EMTs, Firefighters, and the many different denominations of police officers will buy anything, including jersey t-shirts as long as they have a Caduceus and six-point cross (for medical rescue), a cross of St. Florian (looks like a Maltese cross for the patron Saint of the fire service) badges or stars, or even references to St. Michael (patron Saint of the “coppers” since the days of “Constables on Patrol,” Bobbies, and any uniformed shillelagh (‘billy club’ night-stick) carrying beat COP.

After several successful arrests members of the task force revealed they had unit t-shirts. On the front was a badge with “tú fugitas, tú non abscondas” (Latin for ‘you can run, but you can’t hide.”) That was appropriate since we tracked fugitives. As they say we had “job security” since at the time in Bernalillo County alone there were about 30,000 + outstanding felony warrants. On the reverse was a quote, “... there is no hunting like the hunting of man, and those who have hunted armed men long enough and liked it, never care for anything else thereafter.” Ernest Hemingway [1899-1961].

The FBI agent on the task force who designed the layout thought the quote was from the novel or short story, The Snows of Kilimanjaro. That sounded right since it took place in Africa and involved a big-game hunter.

Over the years it nagged me. Reading both versions I couldn’t find the quote. It dawned on my addled brain to search for it via Internet. (What did we do before?) In seconds there were thousands of references. The quote came from “On the Blue Water” a short story Hemingway wrote for Esquire magazine’s April 1936 edition. It was a tad curious since it was about two men talking about fishing, in particular ocean (blue water) fishing and fly-fishing. You should read it, like most of “Papa’s” works it was enticing, interesting and thought-provoking.

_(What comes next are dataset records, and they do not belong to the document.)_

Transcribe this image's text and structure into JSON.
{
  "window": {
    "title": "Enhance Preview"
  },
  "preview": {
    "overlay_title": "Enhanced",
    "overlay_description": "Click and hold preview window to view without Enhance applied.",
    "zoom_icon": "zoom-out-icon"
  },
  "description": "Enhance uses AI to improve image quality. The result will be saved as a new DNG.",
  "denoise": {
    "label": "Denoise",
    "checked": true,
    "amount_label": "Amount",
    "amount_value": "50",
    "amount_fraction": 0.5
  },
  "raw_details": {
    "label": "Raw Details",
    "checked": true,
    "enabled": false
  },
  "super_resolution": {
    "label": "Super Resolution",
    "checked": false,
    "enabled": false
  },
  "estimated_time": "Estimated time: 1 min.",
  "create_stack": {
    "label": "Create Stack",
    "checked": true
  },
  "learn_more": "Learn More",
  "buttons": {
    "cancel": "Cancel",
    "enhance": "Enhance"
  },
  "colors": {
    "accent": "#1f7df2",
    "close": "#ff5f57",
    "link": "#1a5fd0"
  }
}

Yeah, yeah, I know the Pulitzer and Nobel prize winning, best-selling author is an acquired taste. If it’s been awhile give him a second look. His themes are universal and his dialogue is sharp.

The man was a mess. He was an alcoholic, likely bipolar, diagnosed as suffering “manic depression.” He committed suicide, had four wives and had received electroshock treatments. His father, two siblings and granddaughter Margaux also took their own lives. On the other hand, he’d received the Bronze Star (as a civilian) been shelled, had malaria and dysentery and survived several plane crashes and other accidents and was with the invasion forces on D-Day. He also survived other war zones in the Spanish Civil War, Italy and Turkey.

Here’s some quotes from him and his works to chew on.
- “I drink to make other people interesting.”
- The best rules for writing: “Use short sentences. Use short first paragraphs. Use vigorous English. Be positive, not negative.”
- “Show readers everything, tell them nothing.”
- “There isn’t always an explanation for everything.”
- “There is nothing to writing. All you have to do is sit down at a typewriter and bleed.”
- “Always do sober what you said you’d do drunk. That will teach you to keep your mouth shut.”
- “The best way to find out if you can trust somebody is to trust them.”
- “All you have to do is write one true sentence. Write the truest sentence you know.”
- “When people talk, listen completely. Most people never listen.”
- “Never confuse movement with action.”
- “The most essential gift for a good writer is a built-in, shockproof, s.. t detector.” [You’ve probably heard it called a “b.s. detector.” You can’t buy one on Amazon.]
- “We are stronger in the places that we’ve been broken.”

All other things aside, Hemingway is important and should be read. His keen attention to  “small details intimately observed,” of man and woman, relationships, hunting, fishing, safaris, war, peace, creativity are all well worth consideration in American literature. You know, they say that the creative mind teeters on the verge of madness.

Maybe we should make t-shirt about the importance of being Ernest. Here’s a quote from me, “You don’t have to be a snob to read or understand literature. It’s all good, if it’s true and from the heart.”

Travel well. Jeff C. Campbell